Copper Cliff

Copper Cliff is in the heart of the nickel mining industry.

Copper Cliff, an area centred on Godfrey Drive and Creighton Road running south to Regional Road 55, was incorporated as a separate company town in 1901, and for a time was in fact larger than the neighbouring community of Sudbury. However, Sudbury had surpassed Copper Cliff in population by 1930 when it was reincorporated as a city. The city of Sudbury attempted to annex Copper Cliff a number of times over the next 40 years, but was rebuffed by the Ontario Municipal Board because the city's desire to gain municipal taxation rights over Inco's mining facilities in the community was deemed incompatible with federal and provincial taxation rules around the mining industry.[4] The neighbourhood was eventually annexed by the city in 1973 as part of the provincially mandated municipal restructuring which resulted in the creation of the Regional Municipality of Sudbury.

However, in many respects it continued to be treated as a distinct community, rather than as part of the city — for example, postal service in Copper Cliff was never integrated into the city's urban forward sortation areas. Instead, Copper Cliff retained a rural P0M postal code.

Vale Inco's operations in the city are headquartered in the Copper Cliff area. Most notably, Copper Cliff is the location of the Inco Superstack, the tallest chimney in the Western Hemisphere and the second tallest in the world, which towers over Inco's main smelter facility. As a result of the excessive lead emissions from the Inco Superstack, the surrounding community of Copper Cliff was found to have levels of lead in soil tests at a level sufficient to cause harm to young children.[16]

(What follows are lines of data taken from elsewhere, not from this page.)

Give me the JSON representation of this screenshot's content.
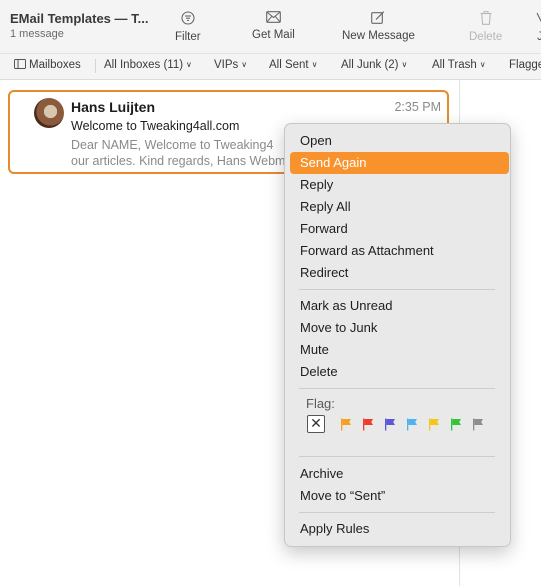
{
  "window": {
    "title": "EMail Templates — T...",
    "subtitle": "1 message"
  },
  "toolbar": {
    "filter": "Filter",
    "get_mail": "Get Mail",
    "new_message": "New Message",
    "delete": "Delete",
    "junk_partial": "J"
  },
  "favorites": {
    "mailboxes": "Mailboxes",
    "all_inboxes": "All Inboxes (11)",
    "vips": "VIPs",
    "all_sent": "All Sent",
    "all_junk": "All Junk (2)",
    "all_trash": "All Trash",
    "flagged": "Flagge"
  },
  "message": {
    "sender": "Hans Luijten",
    "time": "2:35 PM",
    "subject": "Welcome to Tweaking4all.com",
    "preview_line1": "Dear NAME, Welcome to Tweaking4",
    "preview_line2": "our articles. Kind regards, Hans Webm"
  },
  "context_menu": {
    "open": "Open",
    "send_again": "Send Again",
    "reply": "Reply",
    "reply_all": "Reply All",
    "forward": "Forward",
    "forward_attachment": "Forward as Attachment",
    "redirect": "Redirect",
    "mark_unread": "Mark as Unread",
    "move_junk": "Move to Junk",
    "mute": "Mute",
    "delete": "Delete",
    "flag_label": "Flag:",
    "flag_clear": "✕",
    "archive": "Archive",
    "move_sent": "Move to “Sent”",
    "apply_rules": "Apply Rules"
  },
  "flag_colors": [
    "#f5a020",
    "#ef3b2c",
    "#5b57d6",
    "#4fb3ee",
    "#f5c518",
    "#34c43a",
    "#8e8e8e"
  ],
  "colors": {
    "accent": "#f7922d",
    "selection_border": "#e68a2e"
  }
}
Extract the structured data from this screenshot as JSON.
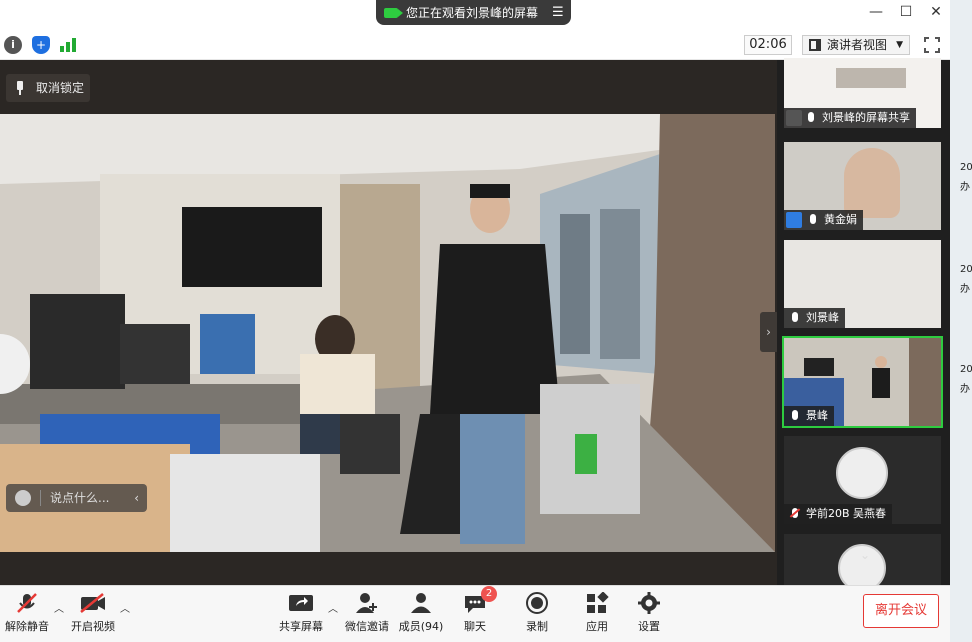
{
  "titlebar": {
    "share_banner": "您正在观看刘景峰的屏幕"
  },
  "infobar": {
    "timer": "02:06",
    "view_mode": "演讲者视图"
  },
  "stage": {
    "unpin_label": "取消锁定",
    "chat_placeholder": "说点什么..."
  },
  "participants": [
    {
      "name": "刘景峰的屏幕共享",
      "muted": false
    },
    {
      "name": "黄金娟",
      "muted": false
    },
    {
      "name": "刘景峰",
      "muted": false
    },
    {
      "name": "景峰",
      "muted": false
    },
    {
      "name": "学前20B 吴燕春",
      "muted": true
    }
  ],
  "edge_text": [
    "20",
    "办",
    "20",
    "办",
    "20",
    "办"
  ],
  "bottombar": {
    "unmute": "解除静音",
    "start_video": "开启视频",
    "share_screen": "共享屏幕",
    "wechat_invite": "微信邀请",
    "members": "成员(94)",
    "chat": "聊天",
    "chat_badge": "2",
    "record": "录制",
    "apps": "应用",
    "settings": "设置",
    "leave": "离开会议"
  },
  "colors": {
    "accent_green": "#2ecc40",
    "leave_red": "#e53935",
    "tile_bg": "#2b2b2b"
  }
}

A local community museum, the Copper Cliff Museum, is located on the site of the very first homestead in what is now Copper Cliff.

The community is now located in Ward 2 on Greater Sudbury City Council, along with the former town of Walden. The location on the south western edge of old Sudbury gives it ready access to the Fielding Bird Sanctuary and Fielding Park along Kelley Lake, to the south west.

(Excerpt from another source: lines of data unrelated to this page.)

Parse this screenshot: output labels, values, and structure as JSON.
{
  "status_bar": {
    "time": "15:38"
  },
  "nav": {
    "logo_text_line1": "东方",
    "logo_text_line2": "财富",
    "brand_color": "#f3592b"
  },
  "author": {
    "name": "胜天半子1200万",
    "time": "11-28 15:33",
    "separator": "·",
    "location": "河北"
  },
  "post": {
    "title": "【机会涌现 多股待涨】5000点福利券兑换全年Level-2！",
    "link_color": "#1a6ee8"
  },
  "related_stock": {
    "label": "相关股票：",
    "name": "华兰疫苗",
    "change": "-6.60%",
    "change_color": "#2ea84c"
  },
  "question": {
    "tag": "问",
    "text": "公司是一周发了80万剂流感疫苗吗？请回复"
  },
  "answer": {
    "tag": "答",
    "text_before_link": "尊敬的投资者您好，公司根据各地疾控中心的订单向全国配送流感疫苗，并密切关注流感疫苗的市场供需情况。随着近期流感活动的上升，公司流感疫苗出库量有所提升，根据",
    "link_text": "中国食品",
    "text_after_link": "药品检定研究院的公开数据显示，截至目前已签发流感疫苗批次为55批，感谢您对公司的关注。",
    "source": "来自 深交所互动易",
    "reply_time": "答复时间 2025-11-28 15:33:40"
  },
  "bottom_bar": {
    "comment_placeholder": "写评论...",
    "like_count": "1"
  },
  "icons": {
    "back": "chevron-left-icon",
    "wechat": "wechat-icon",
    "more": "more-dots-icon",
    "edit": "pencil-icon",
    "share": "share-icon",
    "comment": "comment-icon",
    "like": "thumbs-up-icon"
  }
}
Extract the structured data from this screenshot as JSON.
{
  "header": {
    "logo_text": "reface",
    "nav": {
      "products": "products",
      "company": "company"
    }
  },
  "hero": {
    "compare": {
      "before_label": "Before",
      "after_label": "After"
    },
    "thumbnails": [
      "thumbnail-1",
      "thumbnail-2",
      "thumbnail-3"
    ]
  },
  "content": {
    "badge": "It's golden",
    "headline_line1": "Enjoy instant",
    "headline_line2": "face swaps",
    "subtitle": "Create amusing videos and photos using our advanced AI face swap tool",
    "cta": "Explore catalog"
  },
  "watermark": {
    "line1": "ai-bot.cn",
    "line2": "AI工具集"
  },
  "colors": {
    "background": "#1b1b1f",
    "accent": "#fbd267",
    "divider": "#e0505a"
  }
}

This area also includes the micro neighbourhood of Little Italy nestled at the base of the Inco Superstack, centred on Diorite Street and Craig Street, the area is reminiscent of Venice with its tiny winding streets and charm. The Societá italiana di Copper Cliff (Italian Club) is one of the oldest social clubs in the area.


  1. 1 2 3 4 5 6 7 8 9 10 11 12 13 14 15 16 Lionel Bonin and Gwenda Hallsworth, illustrated by Oryst Sawchuk, Street Names of Downtown Sudbury, Scrivener Press, 1997, ISBN 1-896350-05-4.
  2. Moores, Patrick. "History Hikes - Downtown". Rainbow Routes Association 2008.
  3. Rainbow Centre Website
  4. 1 2 3 4 5 C.M. Wallace and Ashley Thomson, Sudbury: Rail Town to Regional Capital. Dundurn Press, 1993. ISBN 1-55002-170-2.
  5. "Downtown Village Development Corporation".
  6. Our Lady of Lourdes Shrine, Diocese of Sault Ste. Marie.
  7. "Heritage district proposed for downtown". Northern Life, August 6, 2010.
  8. Etymology of the word flour.
  9. Saarinen, Oiva (2013). From Meteorite Impact to Constellation City: A Historical Geography of Greater Sudbury. Waterloo, Ontario, Canada: Wilfrid Laurier University Press. p. 75. ISBN 978-1-55458-874-9.
  10. "Beauty and the beast: Ruins in the wilderness". Northern Life. 2007-08-01. Retrieved 2013-04-09.
  11. "Owner will clean up Flour Mill eyesore". Northern Life. 2007-08-13. Retrieved 2013-04-09.
  12. "Robinson Subdivision". Geographical Names Data Base. Natural Resources Canada. Retrieved 2011-07-21.
  13. Lionel Bonin and Gwenda Hallsworth, illustrated by Orest Sawchuk, Street Names of Downtown Sudbury, Scrivener Press, 1997, ISBN 1-896350-05-4.
  14. Risk Management - Follow Up to the Sudbury Soils Study Human Health Risk Assessment

Coordinates: 46°30′N 81°00′W / 46.5°N 81.0°W / 46.5; -81.0

This article is issued from Wikipedia - version of the 9/22/2016. The text is available under the Creative Commons Attribution/Share Alike but additional terms may apply for the media files.